Print clashing, although a tricky trend to pull off, has really become a thing in recent times. Gone are the days when you can only wear one print at a time without having a faux pas moment. For those who dare to take the plunge, mixing prints not only shows creativity, it shows boldness and individuality. Today’s post is one I’m very pleased about and proud of as it features my collaboration with a brand focused on bringing Africa to the world through handmade heritage inspired contemporary fashion.
One of the easiest ways to wear print is wearing wax print items also known as Ankara. For people of African descent, this is familiar territory as wax print has been an integral part of African fashion for way longer than many of us have been in existence. In the western world, wax print is increasingly gaining momentum with both high street brands like Topshop, Asos etc and high end brands like Stella McCartney stocking items of wax prints. For a lot of fashion enthusiasts, infusing Ankara into contemporary style can be challenging. Until of course brands like MsEdivine started introducing us to a world of modern Ankara pieces like these Pom Pom pants. These pants come as a set but could also be ordered separately.
Aside the lovely print, the pom pom details on the side of the trousers add that extra hmmp, that “pomp and pageantry”, if you like, to the look. The MsEDivine label focuses mainly on celebrating the vibrant African culture through a clever use of prints. Their mission is to change perceptions on how these beautiful prints can be worked to fit in but yet stand out in the contemporary fashion scene. With this in mind, in creating a contemporary look with these pants, I opted to pair them with my River Island jacquard wrap bow bandeau top.The key to print clashing, for me, is carefully picking pieces with structure to avoid looking “all over the shop”. Also, sticking to the same background hue can help, as seen in today’s look. For this outfit, the top and the trousers, even though are of different materials and prints, both share grey undertones so this sets a “sane” tone to the otherwise madness or eccentricity.

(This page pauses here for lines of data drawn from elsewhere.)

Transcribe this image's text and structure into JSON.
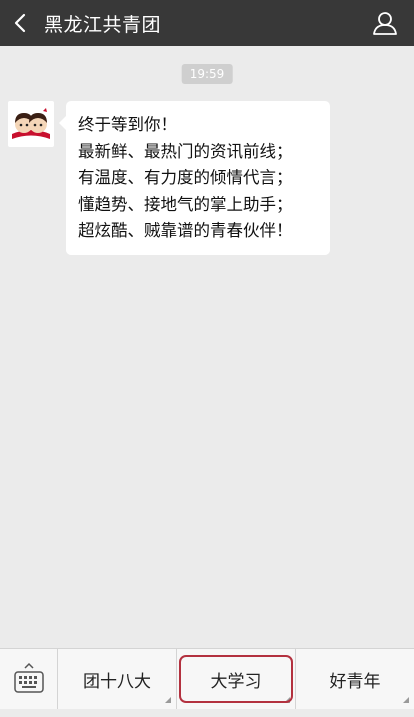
{
  "header": {
    "title": "黑龙江共青团",
    "back_icon": "chevron-left-icon",
    "profile_icon": "person-icon"
  },
  "chat": {
    "timestamp": "19:59",
    "message": {
      "lines": [
        "终于等到你！",
        "最新鲜、最热门的资讯前线；",
        "有温度、有力度的倾情代言；",
        "懂趋势、接地气的掌上助手；",
        "超炫酷、贼靠谱的青春伙伴！"
      ]
    }
  },
  "footer": {
    "keyboard_icon": "keyboard-icon",
    "menus": [
      {
        "label": "团十八大"
      },
      {
        "label": "大学习"
      },
      {
        "label": "好青年"
      }
    ]
  },
  "colors": {
    "header_bg": "#383838",
    "page_bg": "#ebebeb",
    "active_border": "#b3313f"
  }
}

Hopefully, in creating looks like this and showing this can be pulled off by anyone, if done correctly, we can continue to help make African fashion relevant and more widely adopted in the western world.
Photography by @Stevenbeathsmith

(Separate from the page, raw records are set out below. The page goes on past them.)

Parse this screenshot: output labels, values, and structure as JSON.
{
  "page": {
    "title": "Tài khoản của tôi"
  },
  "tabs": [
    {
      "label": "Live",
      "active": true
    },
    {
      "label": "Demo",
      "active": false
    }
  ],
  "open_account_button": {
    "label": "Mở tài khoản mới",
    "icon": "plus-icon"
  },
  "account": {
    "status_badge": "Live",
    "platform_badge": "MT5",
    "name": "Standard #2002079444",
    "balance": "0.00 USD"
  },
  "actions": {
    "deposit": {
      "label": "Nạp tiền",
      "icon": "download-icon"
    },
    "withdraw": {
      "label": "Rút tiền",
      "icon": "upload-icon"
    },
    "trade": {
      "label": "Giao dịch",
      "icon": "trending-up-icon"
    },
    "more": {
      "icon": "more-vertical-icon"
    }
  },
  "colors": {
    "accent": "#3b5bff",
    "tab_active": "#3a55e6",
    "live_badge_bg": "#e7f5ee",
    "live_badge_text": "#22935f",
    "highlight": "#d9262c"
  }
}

Top:River Island II Trousers:MsEDivine II Shoes:Topshop II Clutch:Versace